True story: I was preaching on Rom 9:19–24 last night, roughly 24 hours after reading the KDY article. The introduction was crafted around the respondent in v19 thinking that he's come up with a such a clever argument, but that his presentation is actually such a revelation of his character that it ends up being a "self-own." I was very tempted to use DW as an illustration, because he's often had clever points to make (and only rarely are they as invalid as the rhetorical questioner in v19), but the cleverness of the point ends up being beside the point because his character is such that the presentation of it ends up being, before God, a self-own.

One great "tell" that we know little of the greatness and nearness of the Lord is that we still see ourselves (or anyone else) as very large. Genuinely knowing the nearness of the Lord will always compel us to make our lowliness known to all (cf. Phlp 4:5).

Another great tell that we know little of the greatness and nearness of the Lord is when first-table issues are smaller to us than second-table issues. When we obsess over statutes about how to treat each other but are largely unbothered by those laws of God that tell us what it is, specifically, to regard Him as holy when drawing near to Him.

DWdisciples rabidly attacking someone who says they tend to attack rabidly is a self-own. A sinner "finding fault" with God for finding fault with sinners is a self-own. Pride in a Christian is a self-own. Anything manmade or earthly in a church's worship is a self-own.

Tuesday, October 17, 2023

The Need for Excellence in Worship—But What (Who!) Is the Excellence of Worship, and What Is it to Worship Excellently?

I was surprised to see an organization that I esteem promoting a conference on the need for excellence in worship that emphasizes music and aesthetics, featuring a hymn sing. 

I don't think anyone is for bad singing, bad lighting, casual dressing, slovenly grooming, or doing anything poorly in worship. But the excellence of NT worship is especially in heaven, and this is communicated by a simplicity on earth that says, "the great Excellence is in glory." 

In other words, "more outwardly attractive" is not the same as "more excellent," when God Himself has set for us the aesthetic of simplicity. NT worship is to be excellently simple in the congregation on earth

Wednesday, September 13, 2023

Connection Must Be More Than an Appearance

I had an unpleasant experience this morning. I went to retrieve my phone from where it charges overnight and discovered that its connection to the charging cable had been a farce. There it sat, looking like it was drawing new life by its line to the wall, but something was wrong at the point of connection. The phone itself was pleading for help, asking to go into "battery saver" mode.

It occurred to me that many a believer lives in "battery saver" mode because, in attendance upon the means of grace, he has not been engaging with the Lord Himself by faith.

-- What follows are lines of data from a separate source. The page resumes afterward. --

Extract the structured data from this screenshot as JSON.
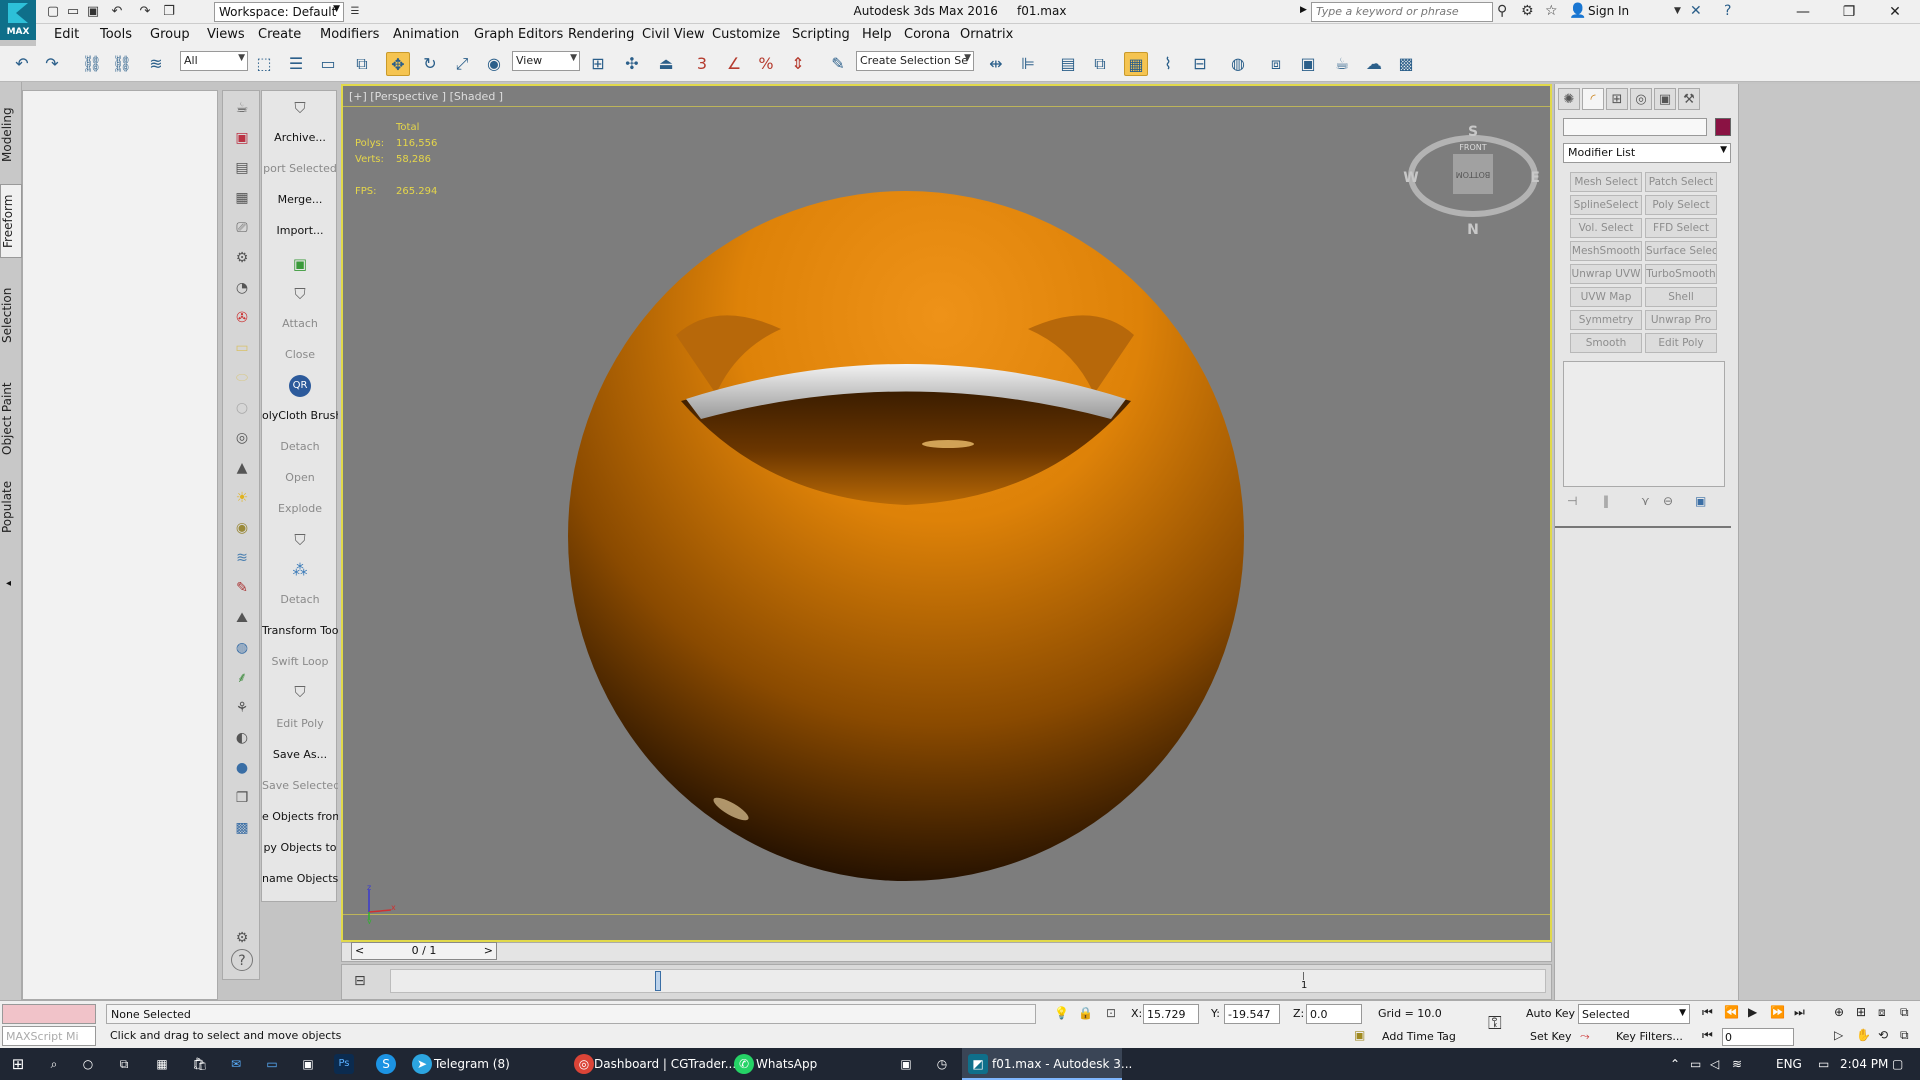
{
  "app": {
    "title": "Autodesk 3ds Max 2016",
    "file": "f01.max",
    "logo_text": "MAX",
    "workspace": "Workspace: Default",
    "search_placeholder": "Type a keyword or phrase",
    "sign_in": "Sign In"
  },
  "menu": [
    "Edit",
    "Tools",
    "Group",
    "Views",
    "Create",
    "Modifiers",
    "Animation",
    "Graph Editors",
    "Rendering",
    "Civil View",
    "Customize",
    "Scripting",
    "Help",
    "Corona",
    "Ornatrix"
  ],
  "toolbar": {
    "selection_filter": "All",
    "ref_coord": "View",
    "named_selection_placeholder": "Create Selection Se",
    "snap_3": "3",
    "percent_snap": "%"
  },
  "ribbon_tabs": [
    "Modeling",
    "Freeform",
    "Selection",
    "Object Paint",
    "Populate"
  ],
  "ribbon_selected": "Freeform",
  "script_buttons": [
    {
      "label": "Archive...",
      "enabled": true
    },
    {
      "label": "port Selected",
      "enabled": false
    },
    {
      "label": "Merge...",
      "enabled": true
    },
    {
      "label": "Import...",
      "enabled": true
    },
    {
      "label": "Attach",
      "enabled": false
    },
    {
      "label": "Close",
      "enabled": false
    },
    {
      "label": "olyCloth Brush",
      "enabled": true
    },
    {
      "label": "Detach",
      "enabled": false
    },
    {
      "label": "Open",
      "enabled": false
    },
    {
      "label": "Explode",
      "enabled": false
    },
    {
      "label": "Detach",
      "enabled": false
    },
    {
      "label": "Transform Tool",
      "enabled": true
    },
    {
      "label": "Swift Loop",
      "enabled": false
    },
    {
      "label": "Edit Poly",
      "enabled": false
    },
    {
      "label": "Save As...",
      "enabled": true
    },
    {
      "label": "Save Selected",
      "enabled": false
    },
    {
      "label": "e Objects fron",
      "enabled": true
    },
    {
      "label": "py Objects to",
      "enabled": true
    },
    {
      "label": "name Objects",
      "enabled": true
    }
  ],
  "viewport": {
    "label": "[+] [Perspective ] [Shaded ]",
    "stats": {
      "header": "Total",
      "polys_label": "Polys:",
      "polys": "116,556",
      "verts_label": "Verts:",
      "verts": "58,286",
      "fps_label": "FPS:",
      "fps": "265.294"
    },
    "viewcube": {
      "top": "S",
      "bottom": "N",
      "left": "W",
      "right": "E",
      "face_top": "FRONT",
      "face": "BOTTOM"
    },
    "axis": {
      "x": "x",
      "z": "z",
      "y": "y"
    }
  },
  "timeline": {
    "slider": "0 / 1",
    "prev": "<",
    "next": ">",
    "tick": "1"
  },
  "command_panel": {
    "modifier_list": "Modifier List",
    "color": "#8a1243",
    "modifier_buttons": [
      "Mesh Select",
      "Patch Select",
      "SplineSelect",
      "Poly Select",
      "Vol. Select",
      "FFD Select",
      "MeshSmooth",
      "Surface Select",
      "Unwrap UVW",
      "TurboSmooth",
      "UVW Map",
      "Shell",
      "Symmetry",
      "Unwrap Pro",
      "Smooth",
      "Edit Poly"
    ]
  },
  "status": {
    "maxscript_placeholder": "MAXScript Mi",
    "selection": "None Selected",
    "prompt": "Click and drag to select and move objects",
    "x_label": "X:",
    "x": "15.729",
    "y_label": "Y:",
    "y": "-19.547",
    "z_label": "Z:",
    "z": "0.0",
    "grid": "Grid = 10.0",
    "add_time_tag": "Add Time Tag",
    "auto_key": "Auto Key",
    "set_key": "Set Key",
    "key_mode": "Selected",
    "key_filters": "Key Filters...",
    "frame": "0"
  },
  "taskbar": {
    "items": [
      "Telegram (8)",
      "Dashboard | CGTrader...",
      "WhatsApp",
      "f01.max - Autodesk 3..."
    ],
    "lang": "ENG",
    "time": "2:04 PM"
  },
  "colors": {
    "object": "#e08a0a",
    "viewport_bg": "#7d7d7d",
    "viewport_border": "#e1d94a",
    "stats": "#e5d64a",
    "active_tool": "#f5c451"
  }
}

Since God has appointed the means of grace as the actions of His worship, it despises His glory for us to come only superficially. We must give ourselves to Him, and receive Himself to us, as we offer up our souls in praying, singing, hearing preaching, etc. 

And if we are not doing so, we will find that this dishonoring of Him in the worship also has detrimental effects in our Christian walk. It is only through actual abiding in Christ that we have life to bear fruit. There are many strands of vegetation that appear to be on a vine that are not in the vine. But if our worshiping is a superficial farce, let us not be surprised to be in "battery saver" mode when the time for service comes.

For further reading: John 15:1–8

[Hopefully, in the time that it took to write this, "quick charge," has made my phone serviceable. Is there such a thing for the Christian life? By God's grace, I think He does it sometimes, but it is presumptuous to expect it apart from consistent, persistent, genuine looking to Him in His ordinary means]